(WORK TO COMPLETE):
Scan the entries below and report only how many lines contain "Dubai".

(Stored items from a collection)
Start of Block

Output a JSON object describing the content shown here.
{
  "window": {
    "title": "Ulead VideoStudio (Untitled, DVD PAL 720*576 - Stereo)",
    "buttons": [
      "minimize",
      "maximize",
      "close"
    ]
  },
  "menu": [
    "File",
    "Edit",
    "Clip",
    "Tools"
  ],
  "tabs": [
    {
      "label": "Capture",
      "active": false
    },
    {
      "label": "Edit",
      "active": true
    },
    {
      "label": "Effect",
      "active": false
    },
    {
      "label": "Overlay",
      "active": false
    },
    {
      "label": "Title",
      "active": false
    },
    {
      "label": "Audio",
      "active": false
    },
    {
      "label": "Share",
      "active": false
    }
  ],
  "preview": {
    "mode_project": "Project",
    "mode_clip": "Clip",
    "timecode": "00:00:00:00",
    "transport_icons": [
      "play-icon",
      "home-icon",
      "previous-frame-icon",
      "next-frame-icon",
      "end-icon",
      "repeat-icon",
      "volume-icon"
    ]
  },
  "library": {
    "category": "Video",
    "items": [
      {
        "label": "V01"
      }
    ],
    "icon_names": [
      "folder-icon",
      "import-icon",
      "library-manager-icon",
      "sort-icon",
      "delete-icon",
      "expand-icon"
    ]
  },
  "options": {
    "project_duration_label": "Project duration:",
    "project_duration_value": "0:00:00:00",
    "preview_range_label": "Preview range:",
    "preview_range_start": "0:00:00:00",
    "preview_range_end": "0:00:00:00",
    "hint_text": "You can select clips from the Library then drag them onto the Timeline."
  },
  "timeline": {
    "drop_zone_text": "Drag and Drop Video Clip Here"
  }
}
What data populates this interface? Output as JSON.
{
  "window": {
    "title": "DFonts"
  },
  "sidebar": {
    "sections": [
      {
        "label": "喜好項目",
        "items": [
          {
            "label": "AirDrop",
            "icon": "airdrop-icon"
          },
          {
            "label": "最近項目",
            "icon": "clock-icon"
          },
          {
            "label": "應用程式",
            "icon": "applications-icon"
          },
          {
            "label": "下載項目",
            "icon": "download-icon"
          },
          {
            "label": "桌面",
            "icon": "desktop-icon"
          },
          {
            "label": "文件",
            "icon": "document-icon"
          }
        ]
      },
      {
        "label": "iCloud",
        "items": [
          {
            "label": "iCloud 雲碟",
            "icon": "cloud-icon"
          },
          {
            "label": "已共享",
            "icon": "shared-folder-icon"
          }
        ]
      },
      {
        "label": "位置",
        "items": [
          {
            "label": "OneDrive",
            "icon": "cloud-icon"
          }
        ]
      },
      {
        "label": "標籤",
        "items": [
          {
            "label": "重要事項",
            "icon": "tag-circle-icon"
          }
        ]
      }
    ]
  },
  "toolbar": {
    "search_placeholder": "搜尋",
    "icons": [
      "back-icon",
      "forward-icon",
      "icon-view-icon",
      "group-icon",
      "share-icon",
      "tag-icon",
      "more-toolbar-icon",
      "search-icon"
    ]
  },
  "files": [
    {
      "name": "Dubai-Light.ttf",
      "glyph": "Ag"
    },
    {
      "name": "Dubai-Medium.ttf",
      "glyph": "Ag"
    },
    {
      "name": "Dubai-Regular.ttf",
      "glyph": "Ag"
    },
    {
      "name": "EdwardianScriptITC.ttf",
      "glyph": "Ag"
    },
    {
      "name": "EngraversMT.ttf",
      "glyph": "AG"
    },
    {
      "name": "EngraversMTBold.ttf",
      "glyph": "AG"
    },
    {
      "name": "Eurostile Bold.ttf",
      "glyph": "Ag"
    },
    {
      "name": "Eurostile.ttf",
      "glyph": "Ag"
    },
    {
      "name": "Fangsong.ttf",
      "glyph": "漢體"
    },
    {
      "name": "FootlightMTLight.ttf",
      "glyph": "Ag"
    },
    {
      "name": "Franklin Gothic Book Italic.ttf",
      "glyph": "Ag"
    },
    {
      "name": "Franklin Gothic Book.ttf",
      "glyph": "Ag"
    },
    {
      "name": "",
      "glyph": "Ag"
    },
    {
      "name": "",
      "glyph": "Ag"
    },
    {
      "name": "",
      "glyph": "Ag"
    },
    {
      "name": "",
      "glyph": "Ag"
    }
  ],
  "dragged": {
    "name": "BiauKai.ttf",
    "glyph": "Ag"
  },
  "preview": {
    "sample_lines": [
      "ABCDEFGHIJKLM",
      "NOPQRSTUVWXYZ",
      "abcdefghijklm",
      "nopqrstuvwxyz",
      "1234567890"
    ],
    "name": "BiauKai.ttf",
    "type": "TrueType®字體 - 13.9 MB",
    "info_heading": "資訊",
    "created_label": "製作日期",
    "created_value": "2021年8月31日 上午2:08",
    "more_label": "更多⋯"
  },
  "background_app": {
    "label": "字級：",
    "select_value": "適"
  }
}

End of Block

(RESPONSE BOX):
3